In this debut sci-fi novel, great responsibility is thrust upon a young warrior descended from rabbits who’s fighting to restore peace among humans, animals and the Earth.
The Tsaeb, sapient descendants of animals, have evolved exceptional intelligence well beyond human capacity. They are guided by Immediacy, a “philosophy of consequences” that leads them to strive for peace, balance and environmental sustainability. Though the Tsaeb have evolved, humans—known as the Danog—remain mired in selfish ideals, causing an unsustainable, damaging effect on the environment. Still, for over 100 conflictless years, the Tsaeb and Danog have peacefully coexisted on opposite sides of a border, according to treaties. Corr Syl, a young Tsaeb descended from rabbits, just completed his warrior training and wishes to travel the world. But when the Danog violate the treaty by bringing weapons into Tsaeb territory, Corr is called upon to visit Danog territory to forge some sort of resolution. Reluctantly accepting his assignment, Corr sets off with beautiful Rhya Bright, a fiery young Tsaeb warrior also descended from rabbits. The stark contrast between Tsaeb and Danog cultures illuminates the consequences of human materialism and shortsightedness, highlighting man’s impact on the planet. Although the story gets off to a bit of a slow start, the rich landscape and intricate plot strikingly explore modern understandings of war and the relationships among colonizers, indigenous peoples and the land. It may be difficult to keep track of the numerous places and characters, but the story’s flow remains relatively uncompromised, and an appendix serves as a helpful reference. Rogers (Arizona Wildlife Notebook, 2012) draws from the classic sci-fi wheelhouse, à la Octavia Butler, melding those motifs with fantasy elements in a style sure to please fans of either genre.
A beautifully written YA novel that will captivate environmentalists and sci-fi fans of all ages.
The matchless true-life travelogue of a 9-year-old’s trip to Borneo, co-authored by a mother-daughter writing team.

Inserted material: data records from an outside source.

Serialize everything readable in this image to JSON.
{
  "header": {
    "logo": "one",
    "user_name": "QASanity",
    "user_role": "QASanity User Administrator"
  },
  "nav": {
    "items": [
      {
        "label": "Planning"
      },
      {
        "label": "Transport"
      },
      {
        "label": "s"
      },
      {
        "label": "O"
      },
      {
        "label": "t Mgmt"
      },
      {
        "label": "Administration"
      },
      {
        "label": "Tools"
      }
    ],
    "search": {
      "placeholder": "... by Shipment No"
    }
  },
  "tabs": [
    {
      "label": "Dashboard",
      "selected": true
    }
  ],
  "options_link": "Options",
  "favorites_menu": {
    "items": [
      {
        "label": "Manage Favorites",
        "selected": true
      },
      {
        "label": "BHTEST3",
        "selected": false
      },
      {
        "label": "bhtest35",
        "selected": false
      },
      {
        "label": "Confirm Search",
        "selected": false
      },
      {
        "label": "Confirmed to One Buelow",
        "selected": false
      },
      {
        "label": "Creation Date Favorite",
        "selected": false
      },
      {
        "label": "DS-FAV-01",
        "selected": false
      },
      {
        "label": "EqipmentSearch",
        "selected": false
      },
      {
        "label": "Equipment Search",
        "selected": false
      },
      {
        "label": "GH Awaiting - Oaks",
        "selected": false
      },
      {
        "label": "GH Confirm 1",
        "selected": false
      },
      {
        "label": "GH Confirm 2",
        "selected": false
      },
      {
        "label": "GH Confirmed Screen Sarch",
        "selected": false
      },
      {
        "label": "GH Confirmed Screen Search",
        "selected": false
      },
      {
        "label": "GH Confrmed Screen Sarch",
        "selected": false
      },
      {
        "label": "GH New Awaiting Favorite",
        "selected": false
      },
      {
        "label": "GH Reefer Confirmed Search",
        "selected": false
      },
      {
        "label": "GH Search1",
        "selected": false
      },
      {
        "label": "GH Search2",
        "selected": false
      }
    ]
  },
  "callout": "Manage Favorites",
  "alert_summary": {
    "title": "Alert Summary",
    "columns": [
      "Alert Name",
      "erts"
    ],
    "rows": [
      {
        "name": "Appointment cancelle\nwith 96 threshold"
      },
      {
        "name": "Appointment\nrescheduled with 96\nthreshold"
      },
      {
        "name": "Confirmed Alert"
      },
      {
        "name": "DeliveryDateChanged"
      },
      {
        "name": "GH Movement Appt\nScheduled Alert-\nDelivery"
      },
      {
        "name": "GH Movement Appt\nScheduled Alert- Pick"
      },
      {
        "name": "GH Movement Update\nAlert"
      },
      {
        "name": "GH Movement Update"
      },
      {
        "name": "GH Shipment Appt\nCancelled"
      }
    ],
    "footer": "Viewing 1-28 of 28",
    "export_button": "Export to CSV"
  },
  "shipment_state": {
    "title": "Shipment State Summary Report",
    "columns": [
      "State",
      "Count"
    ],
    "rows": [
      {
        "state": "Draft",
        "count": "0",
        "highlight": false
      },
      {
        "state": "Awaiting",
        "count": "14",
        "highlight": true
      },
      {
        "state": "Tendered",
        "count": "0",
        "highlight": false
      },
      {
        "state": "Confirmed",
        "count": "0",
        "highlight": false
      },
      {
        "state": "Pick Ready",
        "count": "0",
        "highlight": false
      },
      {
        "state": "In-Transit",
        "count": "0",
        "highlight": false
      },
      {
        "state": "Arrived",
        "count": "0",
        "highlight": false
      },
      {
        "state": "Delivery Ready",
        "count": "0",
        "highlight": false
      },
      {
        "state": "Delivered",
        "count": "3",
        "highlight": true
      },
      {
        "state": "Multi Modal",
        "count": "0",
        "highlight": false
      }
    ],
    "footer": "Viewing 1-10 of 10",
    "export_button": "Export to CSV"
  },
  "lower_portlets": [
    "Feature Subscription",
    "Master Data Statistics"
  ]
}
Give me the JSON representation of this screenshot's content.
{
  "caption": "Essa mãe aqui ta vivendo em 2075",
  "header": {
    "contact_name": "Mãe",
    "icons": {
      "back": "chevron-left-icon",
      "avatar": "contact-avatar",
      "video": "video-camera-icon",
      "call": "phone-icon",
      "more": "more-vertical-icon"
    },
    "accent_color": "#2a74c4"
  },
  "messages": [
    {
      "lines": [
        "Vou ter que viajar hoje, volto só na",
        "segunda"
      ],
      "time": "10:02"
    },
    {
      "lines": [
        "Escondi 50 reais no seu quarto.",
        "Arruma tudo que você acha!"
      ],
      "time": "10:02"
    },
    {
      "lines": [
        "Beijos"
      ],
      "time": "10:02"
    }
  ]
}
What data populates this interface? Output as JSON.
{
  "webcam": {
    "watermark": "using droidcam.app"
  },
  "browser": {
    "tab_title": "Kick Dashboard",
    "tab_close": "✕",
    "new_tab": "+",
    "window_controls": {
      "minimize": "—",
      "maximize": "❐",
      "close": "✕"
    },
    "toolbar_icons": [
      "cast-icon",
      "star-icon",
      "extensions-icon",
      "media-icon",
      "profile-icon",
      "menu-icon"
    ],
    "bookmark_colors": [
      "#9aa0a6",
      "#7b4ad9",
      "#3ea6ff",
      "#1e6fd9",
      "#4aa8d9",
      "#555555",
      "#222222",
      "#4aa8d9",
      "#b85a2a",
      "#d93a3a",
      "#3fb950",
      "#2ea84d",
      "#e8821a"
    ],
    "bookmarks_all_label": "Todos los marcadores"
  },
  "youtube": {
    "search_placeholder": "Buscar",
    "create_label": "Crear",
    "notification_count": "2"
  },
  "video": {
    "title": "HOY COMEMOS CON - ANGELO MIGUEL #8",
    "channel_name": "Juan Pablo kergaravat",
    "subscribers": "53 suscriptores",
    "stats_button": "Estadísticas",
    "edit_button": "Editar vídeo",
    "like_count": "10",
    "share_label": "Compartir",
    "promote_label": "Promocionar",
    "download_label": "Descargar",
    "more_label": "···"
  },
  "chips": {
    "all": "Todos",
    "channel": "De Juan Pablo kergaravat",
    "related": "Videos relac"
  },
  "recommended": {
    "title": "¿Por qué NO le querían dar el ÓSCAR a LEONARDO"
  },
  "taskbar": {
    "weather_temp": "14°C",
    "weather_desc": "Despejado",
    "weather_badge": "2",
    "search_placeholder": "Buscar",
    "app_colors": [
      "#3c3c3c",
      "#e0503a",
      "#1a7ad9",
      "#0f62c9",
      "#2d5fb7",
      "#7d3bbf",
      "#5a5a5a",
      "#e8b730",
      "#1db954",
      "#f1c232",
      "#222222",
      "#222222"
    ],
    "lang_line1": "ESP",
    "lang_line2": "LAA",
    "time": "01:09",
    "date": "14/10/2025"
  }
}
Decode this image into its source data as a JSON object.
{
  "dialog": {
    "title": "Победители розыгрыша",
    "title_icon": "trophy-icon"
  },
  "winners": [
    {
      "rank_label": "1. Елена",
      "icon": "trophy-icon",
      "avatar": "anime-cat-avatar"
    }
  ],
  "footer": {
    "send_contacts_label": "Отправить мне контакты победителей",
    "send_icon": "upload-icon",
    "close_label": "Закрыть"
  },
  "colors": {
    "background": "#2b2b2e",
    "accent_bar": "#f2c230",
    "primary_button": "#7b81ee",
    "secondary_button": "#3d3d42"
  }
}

Nine-year-old Ali is less than thrilled when her parents announce that the whole family willbe going to Borneo for their summer vacation. She doesn’t even know where Borneo is, and neither does her school librarian. Ali wonders why they can’t spend their summer on the beach in Florida, preferably staying at a hotel with decent toiletries and nightly chocolates on the pillow. However, Ali and her older brother, Zak, know all too well their former-hippie parents’ penchant for traveling to exotic locations to experience the way other people live. The trip to Borneo forces Ali to confront one of her biggest fears—flying—and unfortunately introduces her to new fears: bedbugs, leeches, kidnapping and being stuck in a stairwell. Despite her continued hope for a nice, luxurious hotel, Ali concedes that their experiences—whitewater rafting with natives, diving, hiking in the rain forest and staying in a treehouse—make the family’s atypical holiday worthwhile. Rollason’s naturally engaging writing style (perhaps assisted by her multipublished, academic mother) makes this a quick, enjoyable read, equally appealing to adults and slightly advanced younger readers. Similarly, the unattributed illustrations and black-and-white photographs add visual interest for younger readers and adults alike. Rollason, age 10 when the book was written, manages to be indulgently exasperated with her parents without the attitude an older child might express. She shares her perceptions of cultural differences and environmental descriptions in an unaffected manner, without being bogged down by research or too many facts. Leeches and bedbugs notwithstanding, the unique experiences shared in Borneo bring the family closer together. Allusions to headhunting in Borneo’s history, as well as that disturbing leech incident and an island of lost children, may make this memoir inappropriate as a read-aloud for younger children, but tweens of both genders will happily join the adventure.